Stored items:
+ + + + + + +

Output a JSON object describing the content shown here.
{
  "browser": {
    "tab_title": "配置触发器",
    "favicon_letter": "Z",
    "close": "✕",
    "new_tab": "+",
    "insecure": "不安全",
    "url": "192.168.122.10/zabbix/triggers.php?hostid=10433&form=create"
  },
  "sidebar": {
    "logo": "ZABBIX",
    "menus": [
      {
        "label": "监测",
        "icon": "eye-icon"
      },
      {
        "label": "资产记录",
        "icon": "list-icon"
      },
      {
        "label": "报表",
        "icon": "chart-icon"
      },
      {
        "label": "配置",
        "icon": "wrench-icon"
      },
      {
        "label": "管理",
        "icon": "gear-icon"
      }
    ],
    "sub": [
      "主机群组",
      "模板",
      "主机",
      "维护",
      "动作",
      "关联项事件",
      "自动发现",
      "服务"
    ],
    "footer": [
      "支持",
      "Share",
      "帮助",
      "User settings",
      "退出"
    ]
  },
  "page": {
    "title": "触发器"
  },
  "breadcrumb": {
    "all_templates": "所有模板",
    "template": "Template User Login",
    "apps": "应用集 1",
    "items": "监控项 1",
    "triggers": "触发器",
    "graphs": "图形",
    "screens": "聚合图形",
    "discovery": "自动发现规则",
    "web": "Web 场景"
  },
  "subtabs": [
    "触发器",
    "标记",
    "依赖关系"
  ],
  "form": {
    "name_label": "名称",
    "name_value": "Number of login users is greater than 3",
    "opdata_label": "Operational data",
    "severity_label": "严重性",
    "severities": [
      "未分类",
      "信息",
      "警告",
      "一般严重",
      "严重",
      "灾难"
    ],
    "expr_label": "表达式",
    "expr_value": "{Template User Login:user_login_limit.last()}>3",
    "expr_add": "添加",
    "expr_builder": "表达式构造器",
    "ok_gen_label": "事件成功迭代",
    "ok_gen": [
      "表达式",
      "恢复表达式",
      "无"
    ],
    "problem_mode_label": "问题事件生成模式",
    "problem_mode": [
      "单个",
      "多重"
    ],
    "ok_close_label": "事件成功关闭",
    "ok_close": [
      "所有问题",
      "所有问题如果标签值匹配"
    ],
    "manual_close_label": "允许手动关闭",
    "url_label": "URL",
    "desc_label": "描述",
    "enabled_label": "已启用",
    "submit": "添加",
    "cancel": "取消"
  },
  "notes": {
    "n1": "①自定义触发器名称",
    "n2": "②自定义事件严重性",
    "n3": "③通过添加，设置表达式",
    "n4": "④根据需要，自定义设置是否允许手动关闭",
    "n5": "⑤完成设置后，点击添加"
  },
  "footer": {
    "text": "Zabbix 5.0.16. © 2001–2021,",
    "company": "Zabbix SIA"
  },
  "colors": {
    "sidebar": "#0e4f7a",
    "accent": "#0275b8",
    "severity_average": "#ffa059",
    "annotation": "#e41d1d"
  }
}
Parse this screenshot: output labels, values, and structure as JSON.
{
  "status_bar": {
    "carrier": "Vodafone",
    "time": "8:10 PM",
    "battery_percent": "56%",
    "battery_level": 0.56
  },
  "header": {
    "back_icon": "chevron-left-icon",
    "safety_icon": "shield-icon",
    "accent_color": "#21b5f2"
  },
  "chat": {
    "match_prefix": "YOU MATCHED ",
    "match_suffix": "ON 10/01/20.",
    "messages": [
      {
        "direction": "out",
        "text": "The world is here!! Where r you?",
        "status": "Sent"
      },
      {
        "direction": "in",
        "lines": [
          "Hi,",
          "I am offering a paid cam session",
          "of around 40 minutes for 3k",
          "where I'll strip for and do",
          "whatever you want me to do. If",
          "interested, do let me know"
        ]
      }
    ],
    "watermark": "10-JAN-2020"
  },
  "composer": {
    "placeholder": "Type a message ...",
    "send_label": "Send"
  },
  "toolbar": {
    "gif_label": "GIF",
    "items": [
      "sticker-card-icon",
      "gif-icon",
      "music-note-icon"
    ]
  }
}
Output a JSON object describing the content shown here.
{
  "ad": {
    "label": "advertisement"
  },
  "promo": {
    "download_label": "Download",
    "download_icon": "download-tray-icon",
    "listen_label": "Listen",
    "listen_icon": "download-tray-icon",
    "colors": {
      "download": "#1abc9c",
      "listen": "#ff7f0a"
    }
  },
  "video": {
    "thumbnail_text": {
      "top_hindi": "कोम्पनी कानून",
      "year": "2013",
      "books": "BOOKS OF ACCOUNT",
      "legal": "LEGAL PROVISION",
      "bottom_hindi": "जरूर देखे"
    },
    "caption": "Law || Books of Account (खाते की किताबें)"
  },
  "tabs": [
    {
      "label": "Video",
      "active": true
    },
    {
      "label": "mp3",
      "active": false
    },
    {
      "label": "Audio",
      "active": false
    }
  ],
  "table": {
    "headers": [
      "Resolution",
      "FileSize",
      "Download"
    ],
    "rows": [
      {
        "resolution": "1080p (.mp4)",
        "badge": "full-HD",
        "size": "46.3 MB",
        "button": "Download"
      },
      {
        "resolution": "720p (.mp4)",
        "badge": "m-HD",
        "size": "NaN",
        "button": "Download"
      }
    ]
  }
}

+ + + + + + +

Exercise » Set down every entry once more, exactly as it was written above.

Exercise response »
Output a JSON object describing the content shown here.
{
  "browser": {
    "tab_title": "配置触发器",
    "favicon_letter": "Z",
    "close": "✕",
    "new_tab": "+",
    "insecure": "不安全",
    "url": "192.168.122.10/zabbix/triggers.php?hostid=10433&form=create"
  },
  "sidebar": {
    "logo": "ZABBIX",
    "menus": [
      {
        "label": "监测",
        "icon": "eye-icon"
      },
      {
        "label": "资产记录",
        "icon": "list-icon"
      },
      {
        "label": "报表",
        "icon": "chart-icon"
      },
      {
        "label": "配置",
        "icon": "wrench-icon"
      },
      {
        "label": "管理",
        "icon": "gear-icon"
      }
    ],
    "sub": [
      "主机群组",
      "模板",
      "主机",
      "维护",
      "动作",
      "关联项事件",
      "自动发现",
      "服务"
    ],
    "footer": [
      "支持",
      "Share",
      "帮助",
      "User settings",
      "退出"
    ]
  },
  "page": {
    "title": "触发器"
  },
  "breadcrumb": {
    "all_templates": "所有模板",
    "template": "Template User Login",
    "apps": "应用集 1",
    "items": "监控项 1",
    "triggers": "触发器",
    "graphs": "图形",
    "screens": "聚合图形",
    "discovery": "自动发现规则",
    "web": "Web 场景"
  },
  "subtabs": [
    "触发器",
    "标记",
    "依赖关系"
  ],
  "form": {
    "name_label": "名称",
    "name_value": "Number of login users is greater than 3",
    "opdata_label": "Operational data",
    "severity_label": "严重性",
    "severities": [
      "未分类",
      "信息",
      "警告",
      "一般严重",
      "严重",
      "灾难"
    ],
    "expr_label": "表达式",
    "expr_value": "{Template User Login:user_login_limit.last()}>3",
    "expr_add": "添加",
    "expr_builder": "表达式构造器",
    "ok_gen_label": "事件成功迭代",
    "ok_gen": [
      "表达式",
      "恢复表达式",
      "无"
    ],
    "problem_mode_label": "问题事件生成模式",
    "problem_mode": [
      "单个",
      "多重"
    ],
    "ok_close_label": "事件成功关闭",
    "ok_close": [
      "所有问题",
      "所有问题如果标签值匹配"
    ],
    "manual_close_label": "允许手动关闭",
    "url_label": "URL",
    "desc_label": "描述",
    "enabled_label": "已启用",
    "submit": "添加",
    "cancel": "取消"
  },
  "notes": {
    "n1": "①自定义触发器名称",
    "n2": "②自定义事件严重性",
    "n3": "③通过添加，设置表达式",
    "n4": "④根据需要，自定义设置是否允许手动关闭",
    "n5": "⑤完成设置后，点击添加"
  },
  "footer": {
    "text": "Zabbix 5.0.16. © 2001–2021,",
    "company": "Zabbix SIA"
  },
  "colors": {
    "sidebar": "#0e4f7a",
    "accent": "#0275b8",
    "severity_average": "#ffa059",
    "annotation": "#e41d1d"
  }
}
Parse this screenshot: output labels, values, and structure as JSON.
{
  "status_bar": {
    "carrier": "Vodafone",
    "time": "8:10 PM",
    "battery_percent": "56%",
    "battery_level": 0.56
  },
  "header": {
    "back_icon": "chevron-left-icon",
    "safety_icon": "shield-icon",
    "accent_color": "#21b5f2"
  },
  "chat": {
    "match_prefix": "YOU MATCHED ",
    "match_suffix": "ON 10/01/20.",
    "messages": [
      {
        "direction": "out",
        "text": "The world is here!! Where r you?",
        "status": "Sent"
      },
      {
        "direction": "in",
        "lines": [
          "Hi,",
          "I am offering a paid cam session",
          "of around 40 minutes for 3k",
          "where I'll strip for and do",
          "whatever you want me to do. If",
          "interested, do let me know"
        ]
      }
    ],
    "watermark": "10-JAN-2020"
  },
  "composer": {
    "placeholder": "Type a message ...",
    "send_label": "Send"
  },
  "toolbar": {
    "gif_label": "GIF",
    "items": [
      "sticker-card-icon",
      "gif-icon",
      "music-note-icon"
    ]
  }
}
Output a JSON object describing the content shown here.
{
  "ad": {
    "label": "advertisement"
  },
  "promo": {
    "download_label": "Download",
    "download_icon": "download-tray-icon",
    "listen_label": "Listen",
    "listen_icon": "download-tray-icon",
    "colors": {
      "download": "#1abc9c",
      "listen": "#ff7f0a"
    }
  },
  "video": {
    "thumbnail_text": {
      "top_hindi": "कोम्पनी कानून",
      "year": "2013",
      "books": "BOOKS OF ACCOUNT",
      "legal": "LEGAL PROVISION",
      "bottom_hindi": "जरूर देखे"
    },
    "caption": "Law || Books of Account (खाते की किताबें)"
  },
  "tabs": [
    {
      "label": "Video",
      "active": true
    },
    {
      "label": "mp3",
      "active": false
    },
    {
      "label": "Audio",
      "active": false
    }
  ],
  "table": {
    "headers": [
      "Resolution",
      "FileSize",
      "Download"
    ],
    "rows": [
      {
        "resolution": "1080p (.mp4)",
        "badge": "full-HD",
        "size": "46.3 MB",
        "button": "Download"
      },
      {
        "resolution": "720p (.mp4)",
        "badge": "m-HD",
        "size": "NaN",
        "button": "Download"
      }
    ]
  }
}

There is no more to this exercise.